Essentially, MacDonald targeted youngsters with its attractive packages. Later, the company incorporated workers who had no available time to cook or even eat while seated at a restaurant as another target market.
Since it is after the success these two groups of people, McDonald took marketing strategies to seek out for genuine markets characterised by aspects such as culture and economy.
With the emerging dietary concerns, the company has also considered people impacted by concerns of the capacity of high calories to lead into health problems as a specific target market.
To satisfy the concerns of this target market, the company has created soya hamburgers. This particular product is a number one choice for many groups of people including the vegetarians.
McDonald utilises pricing and advertising as the main strategies for targeting. In terms of prices, McDonald has been known over a long period to offer competitive prices for its humbugger chains in comparison to all other chains both within the U.S. and in international franchises.
Consequently, the company has been able to attract and retain large family patronage. On the other hand, location is a targeting strategy that has led to the immerse success of the company.
In this context, Greco and Michman argue that McDonald is the first chain selling humbugger that has been able to grow even into suburbs and areas that are crowded in mega cities (1995, p.25).
In case of advertising, marketing strategies consider a particular target audience to help in designing of the target character.
To help in positioning of the McDonald’s products, ads essentially utilise children as the main audience besides incorporating parent characters.
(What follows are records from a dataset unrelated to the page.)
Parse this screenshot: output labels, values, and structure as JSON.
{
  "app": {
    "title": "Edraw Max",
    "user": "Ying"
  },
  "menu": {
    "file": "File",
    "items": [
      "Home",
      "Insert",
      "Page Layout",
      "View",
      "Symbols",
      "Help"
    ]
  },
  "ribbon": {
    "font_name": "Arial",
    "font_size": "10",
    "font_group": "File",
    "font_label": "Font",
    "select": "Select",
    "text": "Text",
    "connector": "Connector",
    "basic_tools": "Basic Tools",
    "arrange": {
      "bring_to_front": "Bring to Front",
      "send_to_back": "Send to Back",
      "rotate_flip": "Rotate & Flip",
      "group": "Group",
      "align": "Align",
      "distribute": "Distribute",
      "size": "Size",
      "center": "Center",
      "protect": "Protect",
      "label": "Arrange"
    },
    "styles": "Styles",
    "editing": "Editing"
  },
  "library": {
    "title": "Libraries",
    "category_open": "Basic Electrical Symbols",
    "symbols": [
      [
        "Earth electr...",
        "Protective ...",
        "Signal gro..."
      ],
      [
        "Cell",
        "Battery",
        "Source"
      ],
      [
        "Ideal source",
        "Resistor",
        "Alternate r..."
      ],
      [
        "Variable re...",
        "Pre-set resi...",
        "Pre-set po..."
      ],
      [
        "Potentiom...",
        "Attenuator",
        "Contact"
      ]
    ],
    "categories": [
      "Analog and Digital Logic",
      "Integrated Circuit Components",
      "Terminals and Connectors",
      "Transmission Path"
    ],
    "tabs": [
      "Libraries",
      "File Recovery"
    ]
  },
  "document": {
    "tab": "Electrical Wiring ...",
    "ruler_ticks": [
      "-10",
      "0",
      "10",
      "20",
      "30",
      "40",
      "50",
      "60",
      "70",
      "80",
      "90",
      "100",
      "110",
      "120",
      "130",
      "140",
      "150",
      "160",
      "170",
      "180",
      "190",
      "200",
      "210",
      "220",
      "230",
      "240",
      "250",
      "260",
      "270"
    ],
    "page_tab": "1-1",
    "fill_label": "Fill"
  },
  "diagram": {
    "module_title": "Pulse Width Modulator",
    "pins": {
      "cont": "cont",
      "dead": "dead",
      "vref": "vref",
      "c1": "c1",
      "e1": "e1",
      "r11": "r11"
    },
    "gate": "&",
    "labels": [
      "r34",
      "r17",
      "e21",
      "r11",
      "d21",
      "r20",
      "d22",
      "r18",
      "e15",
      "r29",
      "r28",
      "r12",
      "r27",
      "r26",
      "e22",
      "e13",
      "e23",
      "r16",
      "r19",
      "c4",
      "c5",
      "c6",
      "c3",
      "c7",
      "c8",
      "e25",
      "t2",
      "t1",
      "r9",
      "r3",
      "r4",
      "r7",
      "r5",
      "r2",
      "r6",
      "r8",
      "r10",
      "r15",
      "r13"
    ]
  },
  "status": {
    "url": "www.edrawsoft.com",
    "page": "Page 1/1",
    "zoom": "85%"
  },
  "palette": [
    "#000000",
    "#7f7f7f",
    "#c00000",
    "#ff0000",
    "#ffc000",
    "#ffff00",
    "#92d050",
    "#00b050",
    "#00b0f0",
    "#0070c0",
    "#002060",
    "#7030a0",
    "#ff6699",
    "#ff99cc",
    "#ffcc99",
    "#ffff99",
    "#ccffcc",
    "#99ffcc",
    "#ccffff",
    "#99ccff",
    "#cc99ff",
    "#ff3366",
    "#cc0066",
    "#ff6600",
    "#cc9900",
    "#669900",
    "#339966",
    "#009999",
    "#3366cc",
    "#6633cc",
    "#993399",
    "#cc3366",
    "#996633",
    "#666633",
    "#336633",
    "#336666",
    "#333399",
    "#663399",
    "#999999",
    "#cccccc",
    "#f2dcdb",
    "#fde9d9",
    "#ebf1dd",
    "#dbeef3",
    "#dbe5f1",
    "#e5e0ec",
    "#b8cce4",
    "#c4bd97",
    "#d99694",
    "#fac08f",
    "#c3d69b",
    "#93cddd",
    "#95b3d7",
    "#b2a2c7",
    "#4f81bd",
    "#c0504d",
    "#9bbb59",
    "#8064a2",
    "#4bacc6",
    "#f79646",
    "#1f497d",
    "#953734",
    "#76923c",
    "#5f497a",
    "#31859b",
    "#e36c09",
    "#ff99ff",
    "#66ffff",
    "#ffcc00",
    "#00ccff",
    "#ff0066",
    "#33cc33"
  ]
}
This helps in creating the impression that the products of the company are created with the needs of the entire family in mind.
Arguably, as a positioning marketing strategy for McDonald, it is possible for a single commercial ad to capture multiple audiences and yet create a sense of identification.
The company also positions itself through a global fundraiser that benefits Ronald McDonald to house children coupled with charities.
Recommendations and conclusions
McDonald remains to be the largest worldwide distributer of fast foods. Amid this centrality in the market, the company needs to take into cute consideration all the environmental factors that afflict it coupled with the marketing strategies that the company uses now.
Every strategy has its advantages and disadvantages. The implication here is that, to limit weaknesses and threats and capitalise on opportunities and strengths, the organisation’s management needs to determine what works best for the company so that all the constituents of the microenvironment are satisfied and harnessed appropriately to enhance the success of the organisation in the future.
Hence, the recommendation is that McDonald needs to ensure a careful planning, evaluation, and implementation of all marketing strategies since a change of strategies produces valid repercussions. Some of the repercussions may lead to a failure of the organisation while others may result to success.
The best repercussion is the one, which truncates into organisational success. Therefore, with the growing health concerns among children and other sections of population due to the consumption of fast foods containing high calories, McDonald needs to determine how healthy its foods are besides knowing the extent that its products meet the health concerns of its customers.
Dann, S., & Dan, S. (2004). Introduction to marketing. Australia: Wiley.
Greco, J., & Mitchman, D. (1995). Retaining Triumphs and Blunders: Victims of Competition in the New Age of Marketing Management. New York: Quorum Books.
Kotler, P., Adam, S., Denise, S., & Armstrong, G. (2009). Principles of marketing (4thed.). Australia: Prentice Hall.
Surtherland, M., & Sylvester, K. (2000). Advertising and mind of the consumer: What works m, what does not, and why? New Jersey: Allen & Unwin.
Yelkur, R. (2000). Customer satisfaction and service marketing mix. Journal of professional services marketing, 21(1), 105-115.